Ideally, students who take my class will have extensive knowledge on current trends in theatre today, an understanding of cultural influences in theatre and a passion for diversity in theatre.
Students will also be able to breakdown the different jobs and facets of a theatrical production.
General education courses in Theatre are very important courses in which teachers have the responsibility to create a lasting impact on students in hopes that they continue to support live theatre in order to ensure its survival in the community, region and world.
Students will be able to connect these three concepts to various aspects of theatre: collaboration, artistic vision, expression.
In my class, I like to start with a personal interest exercise where I allow students to express their personal interests or hobbies so that I can later link their interests to something in the world of theatre. I believe that group discussions are an essential aspect of my teaching style to promote the same collaboration and problem solving we have in theatre to the classroom as well. I use interactive lectures to breakdown theatrical concepts and ideas and to provide important information about important figures. I try to keep these as involved as possible by including short reviews, questions and thought provoking pictures and/or videos. Group activities are a great way to build relationships and allow students to share ideas and dissect information.
A new method that I recently added are concept simulations where students participate in an exercise in order to experience what we’ve previously discussed in class. For example, I conducted a simulation in which students became an acting company in rehearsal for a play and I became three different kinds of directors. After the exercise, students discussed the collaboration process between the actor/director, their preferences as well as the joys/hardships of rehearsal.
Media & Technology
Power Points typically accompany my lectures to allow students to take notes. I tend to include thought-provoking pictures and links for students to discuss and explore at their leisure.
Video and short clips are a vital part of my teaching styles as I not only want to discuss concepts but also view them in action.
I like to include various articles, reviews and websites to start group discussions and to provide information to prepare for group projects.
Interaction with Students
As a mentor, I like to highlight the strengths of each student in discussion and small group projects. As a coach, I encourage students to express themselves and to feel confident in honoring their own opinions. My focus is to guide students to as much information on a subject as I can and to remain neutral while prompting different facets of a conversation.
I enjoy working with students and being apart of their creative growth. I recognize that students come from all different walks of life and cultural backgrounds and I tend to celebrate this while creating connections to theatre that are personal and meaningful.

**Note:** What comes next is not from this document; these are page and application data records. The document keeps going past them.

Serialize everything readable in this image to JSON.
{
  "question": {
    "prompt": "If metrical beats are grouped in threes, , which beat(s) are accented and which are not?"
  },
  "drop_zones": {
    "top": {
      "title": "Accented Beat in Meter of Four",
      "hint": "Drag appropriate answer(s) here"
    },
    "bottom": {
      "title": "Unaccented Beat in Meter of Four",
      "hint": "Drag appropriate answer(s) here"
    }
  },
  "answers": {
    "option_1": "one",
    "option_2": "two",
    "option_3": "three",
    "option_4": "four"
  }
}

I believe it is very important for students to recognize diversity in theatre. I highlight and openly discuss race, gender, sexual orientation, politics and religion as it relates to theatre. Theatre today is becoming more and more inclusive and I want to highlight this in media examples, activities, and discussions in class.
Students should be aware of theatrical trends in the United States as well as theatre around the world. Students should recognize the historical context of these art forms as well as the current trends in different cultures. For example, students become aware of the rich history of Japanese theatre which is steeped in traditional and physical technique and dance. Students also learn about the National Theatre in Japan and their traditional Kabuki performances.Whenever possible, I try to connect students with articles from the National Theatre, American Theatre wing and New York Time reviews.
In my experiences in teaching, I have learned to become extremely flexible in order to provide accommodations for students with disabilities. In the past, I have provided recorded lectures, videos with subtitles, and printed lectures and notes at the request of students. I try to connect with students early in the teaching process in order to create a learning plan in which students receive all of the tools they need to be successful in my classroom.
I like to use traditional testing, projects and presentations to assess students. I also include a participation grade since students are encouraged to fully participate in all activities in my classroom.
In an effort to educate my students as efficiently as possible, I continue to research new and interactive projects, activities and lectures for the classroom. I want to continue to expose myself to non-traditional types of theatre as well as culturally diverse theatre in order to provide first-hand experience to what I discuss with my students. Teacher evaluations are a great way to figure out what students liked and disliked about the class and my teaching style and I tend to shape my next class with the information I get from them. I know I have effectively taught my class when students express their appreciation for the class and their plans to either be a part of or support theatre performance.